Source data:
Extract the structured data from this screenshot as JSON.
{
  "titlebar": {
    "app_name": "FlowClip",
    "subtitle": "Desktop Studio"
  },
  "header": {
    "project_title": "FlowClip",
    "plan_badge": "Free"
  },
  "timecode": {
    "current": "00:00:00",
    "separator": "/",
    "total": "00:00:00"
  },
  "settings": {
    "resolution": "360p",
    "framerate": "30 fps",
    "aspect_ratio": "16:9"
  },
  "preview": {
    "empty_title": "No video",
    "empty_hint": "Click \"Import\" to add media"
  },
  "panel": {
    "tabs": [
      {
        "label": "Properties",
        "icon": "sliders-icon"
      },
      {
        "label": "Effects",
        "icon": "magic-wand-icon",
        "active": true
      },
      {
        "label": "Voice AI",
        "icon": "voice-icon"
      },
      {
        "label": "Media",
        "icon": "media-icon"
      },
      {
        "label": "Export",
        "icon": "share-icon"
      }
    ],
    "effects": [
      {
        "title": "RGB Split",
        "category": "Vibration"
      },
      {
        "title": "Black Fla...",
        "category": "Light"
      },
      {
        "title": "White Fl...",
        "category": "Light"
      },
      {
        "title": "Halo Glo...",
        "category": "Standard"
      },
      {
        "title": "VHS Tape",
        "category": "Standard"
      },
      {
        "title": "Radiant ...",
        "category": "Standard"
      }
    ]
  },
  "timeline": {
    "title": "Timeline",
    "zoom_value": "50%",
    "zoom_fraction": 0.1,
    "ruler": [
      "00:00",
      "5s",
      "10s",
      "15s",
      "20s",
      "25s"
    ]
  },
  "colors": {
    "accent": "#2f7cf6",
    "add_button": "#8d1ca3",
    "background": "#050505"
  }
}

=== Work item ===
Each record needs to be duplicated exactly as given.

=== Result for this exercise ===
Extract the structured data from this screenshot as JSON.
{
  "titlebar": {
    "app_name": "FlowClip",
    "subtitle": "Desktop Studio"
  },
  "header": {
    "project_title": "FlowClip",
    "plan_badge": "Free"
  },
  "timecode": {
    "current": "00:00:00",
    "separator": "/",
    "total": "00:00:00"
  },
  "settings": {
    "resolution": "360p",
    "framerate": "30 fps",
    "aspect_ratio": "16:9"
  },
  "preview": {
    "empty_title": "No video",
    "empty_hint": "Click \"Import\" to add media"
  },
  "panel": {
    "tabs": [
      {
        "label": "Properties",
        "icon": "sliders-icon"
      },
      {
        "label": "Effects",
        "icon": "magic-wand-icon",
        "active": true
      },
      {
        "label": "Voice AI",
        "icon": "voice-icon"
      },
      {
        "label": "Media",
        "icon": "media-icon"
      },
      {
        "label": "Export",
        "icon": "share-icon"
      }
    ],
    "effects": [
      {
        "title": "RGB Split",
        "category": "Vibration"
      },
      {
        "title": "Black Fla...",
        "category": "Light"
      },
      {
        "title": "White Fl...",
        "category": "Light"
      },
      {
        "title": "Halo Glo...",
        "category": "Standard"
      },
      {
        "title": "VHS Tape",
        "category": "Standard"
      },
      {
        "title": "Radiant ...",
        "category": "Standard"
      }
    ]
  },
  "timeline": {
    "title": "Timeline",
    "zoom_value": "50%",
    "zoom_fraction": 0.1,
    "ruler": [
      "00:00",
      "5s",
      "10s",
      "15s",
      "20s",
      "25s"
    ]
  },
  "colors": {
    "accent": "#2f7cf6",
    "add_button": "#8d1ca3",
    "background": "#050505"
  }
}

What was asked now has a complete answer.